M27 – The Dumbbell Nebula

Here are our attempts at M27, the Dumbbell Nebula, the first through an SCT at f/10, and another through an APO refractor at f/7.

M27 in Natural Light

[See M27 in narrowband light]

The goal for this image was to collect as much luminance as possible to reduce background noise. With nearly three hours exposure, the image looks better than earlier attempts. The following night I got an hour apiece for the color images unbinned, and that worked fairly well. (It would have been better to bin the color frames 2x2 for this LRGB image. Doing so would have collected more color data, providing a better signal-to-noise ratio.)


Equipment Celestron 9¼" at f/10 on a Celestron CGE equatorial mount
SBIG ST-8XM camera
SBIG AO-7 adaptive optics at about 4Hz.
Optec IFW filter wheel with Astrodon TruBalance LRGB filters
Optec TCF-S focuser
Imaging and autoguiding with MaxIm DL 4.04
Luminance   2.8 hours (34 x 5 min.), unbinned, -15°C
Red   1 hour (12 x 5 min.), unbinned, -15°C
Green   1 hour (12 x 5 min.), unbinned, -15°C
Blue   1 hour (12 x 5 min.), binned 1x1, -15°C
Processing Master dark frame: 4.25 hours (51 x 5 min.), sigma-reject combined
Dark and flat frame reduction in CCDSoft
Luminance images combined in Ray Gralak's Sigma Clip pre-Beta 11
Color images average-combined CCDSoft
Processing and LRGB-combined in Photoshop CS
Date and Location 15 & 16 October 2004
Montpelier, VA    N 37° 49' 12", W 77° 42' 06"

M27 - The Dumbbell Nebula

M27 in Narrowband Light

[See M27 in natural-color light]

This narrowband image reveals the extent of M27's ionized gas with 30-minute sub-exposures (now that our differential flexure problem is resolved). Notice how the nebulosity visible here covers a much larger area than in the natural-color image above, especially above and below the main nebula.

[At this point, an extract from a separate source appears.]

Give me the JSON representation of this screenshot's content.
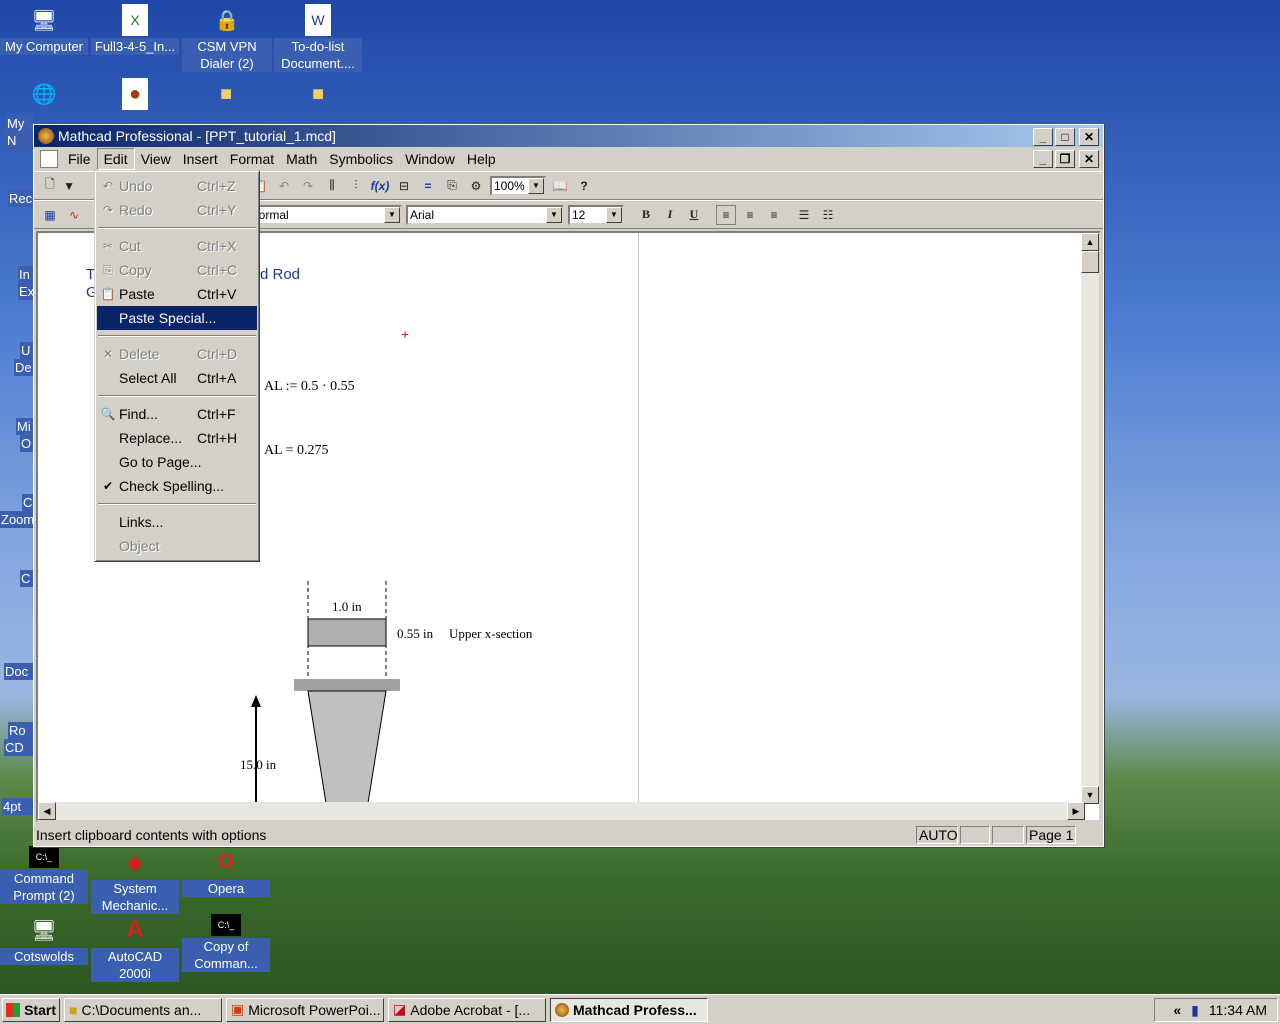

For example, the green texture in the lower-right corner is a patch of ionized hydrogen gas, and another patch (mixed with ionized oxygen) is visible at the top-center.

This image assigns sulfur-II to the red channel, hydrogen-alpha to the green channel, and oxygen-III to the blue channel (this is the same palette used by the Hubble Space Telescope for its false-color images).


TMB-130SS APO refractor at f/7 on a Losmandy G-11 equatorial mount
SBIG ST-8XM camera
SBIG CFW-10 filter wheel with Astrodon filters
Guiding: 60mm f/5 refractor and ST-402 camera
Imaging and autoguiding with MaxIm DL 4.57
Red (Sulfur-II)   3 hours (6 x 30 min.), unbinned, @ -20°C
Green (Hydrogen-alpha)   5.5 hours (11 x 30 min.), unbinned, @ -20°C
Blue (Oxygen-III)   3.5 hours (7 x 30 min.), unbinned, @ -20°C
Processing Dark and flat-frame processing in CCDStack
Channel sub-frames statistical-combined in CCDStack
Levels, curves and color-combined in Photoshop CS3
Date and Location 29, 30 & 31 October + 3 &4 November 2007
Montpelier, VA    N 37° 49' 12", W 77° 42' 06"